Using the material below, write out every entry exactly.

START DATA FOR ANALYSIS

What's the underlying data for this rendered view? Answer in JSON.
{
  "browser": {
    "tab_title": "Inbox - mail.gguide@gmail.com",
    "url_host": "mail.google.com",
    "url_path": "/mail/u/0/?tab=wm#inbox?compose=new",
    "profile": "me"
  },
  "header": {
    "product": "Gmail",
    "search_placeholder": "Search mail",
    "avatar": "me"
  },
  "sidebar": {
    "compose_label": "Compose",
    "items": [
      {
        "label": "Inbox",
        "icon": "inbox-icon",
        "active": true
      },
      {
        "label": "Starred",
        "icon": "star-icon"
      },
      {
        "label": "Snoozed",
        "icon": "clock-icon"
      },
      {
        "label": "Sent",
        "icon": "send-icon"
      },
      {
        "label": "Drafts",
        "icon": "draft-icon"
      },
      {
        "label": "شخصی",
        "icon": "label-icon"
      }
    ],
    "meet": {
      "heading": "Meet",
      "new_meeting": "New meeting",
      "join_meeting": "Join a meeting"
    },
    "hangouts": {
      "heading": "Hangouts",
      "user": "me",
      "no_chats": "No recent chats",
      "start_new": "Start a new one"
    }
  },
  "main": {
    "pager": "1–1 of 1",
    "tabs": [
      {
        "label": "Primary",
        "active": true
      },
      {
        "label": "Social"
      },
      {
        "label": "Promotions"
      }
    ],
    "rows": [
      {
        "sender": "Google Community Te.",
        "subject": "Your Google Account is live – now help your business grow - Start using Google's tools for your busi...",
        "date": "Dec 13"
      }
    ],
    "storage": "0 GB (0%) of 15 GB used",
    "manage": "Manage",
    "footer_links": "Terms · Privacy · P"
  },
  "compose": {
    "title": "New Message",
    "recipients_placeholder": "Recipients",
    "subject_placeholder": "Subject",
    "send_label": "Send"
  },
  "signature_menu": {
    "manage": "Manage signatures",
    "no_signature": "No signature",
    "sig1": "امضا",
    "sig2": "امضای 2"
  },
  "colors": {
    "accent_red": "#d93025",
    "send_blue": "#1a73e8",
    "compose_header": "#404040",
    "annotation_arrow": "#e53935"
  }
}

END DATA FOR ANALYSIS

• OUTPUT FOR THIS EXERCISE:
What's the underlying data for this rendered view? Answer in JSON.
{
  "browser": {
    "tab_title": "Inbox - mail.gguide@gmail.com",
    "url_host": "mail.google.com",
    "url_path": "/mail/u/0/?tab=wm#inbox?compose=new",
    "profile": "me"
  },
  "header": {
    "product": "Gmail",
    "search_placeholder": "Search mail",
    "avatar": "me"
  },
  "sidebar": {
    "compose_label": "Compose",
    "items": [
      {
        "label": "Inbox",
        "icon": "inbox-icon",
        "active": true
      },
      {
        "label": "Starred",
        "icon": "star-icon"
      },
      {
        "label": "Snoozed",
        "icon": "clock-icon"
      },
      {
        "label": "Sent",
        "icon": "send-icon"
      },
      {
        "label": "Drafts",
        "icon": "draft-icon"
      },
      {
        "label": "شخصی",
        "icon": "label-icon"
      }
    ],
    "meet": {
      "heading": "Meet",
      "new_meeting": "New meeting",
      "join_meeting": "Join a meeting"
    },
    "hangouts": {
      "heading": "Hangouts",
      "user": "me",
      "no_chats": "No recent chats",
      "start_new": "Start a new one"
    }
  },
  "main": {
    "pager": "1–1 of 1",
    "tabs": [
      {
        "label": "Primary",
        "active": true
      },
      {
        "label": "Social"
      },
      {
        "label": "Promotions"
      }
    ],
    "rows": [
      {
        "sender": "Google Community Te.",
        "subject": "Your Google Account is live – now help your business grow - Start using Google's tools for your busi...",
        "date": "Dec 13"
      }
    ],
    "storage": "0 GB (0%) of 15 GB used",
    "manage": "Manage",
    "footer_links": "Terms · Privacy · P"
  },
  "compose": {
    "title": "New Message",
    "recipients_placeholder": "Recipients",
    "subject_placeholder": "Subject",
    "send_label": "Send"
  },
  "signature_menu": {
    "manage": "Manage signatures",
    "no_signature": "No signature",
    "sig1": "امضا",
    "sig2": "امضای 2"
  },
  "colors": {
    "accent_red": "#d93025",
    "send_blue": "#1a73e8",
    "compose_header": "#404040",
    "annotation_arrow": "#e53935"
  }
}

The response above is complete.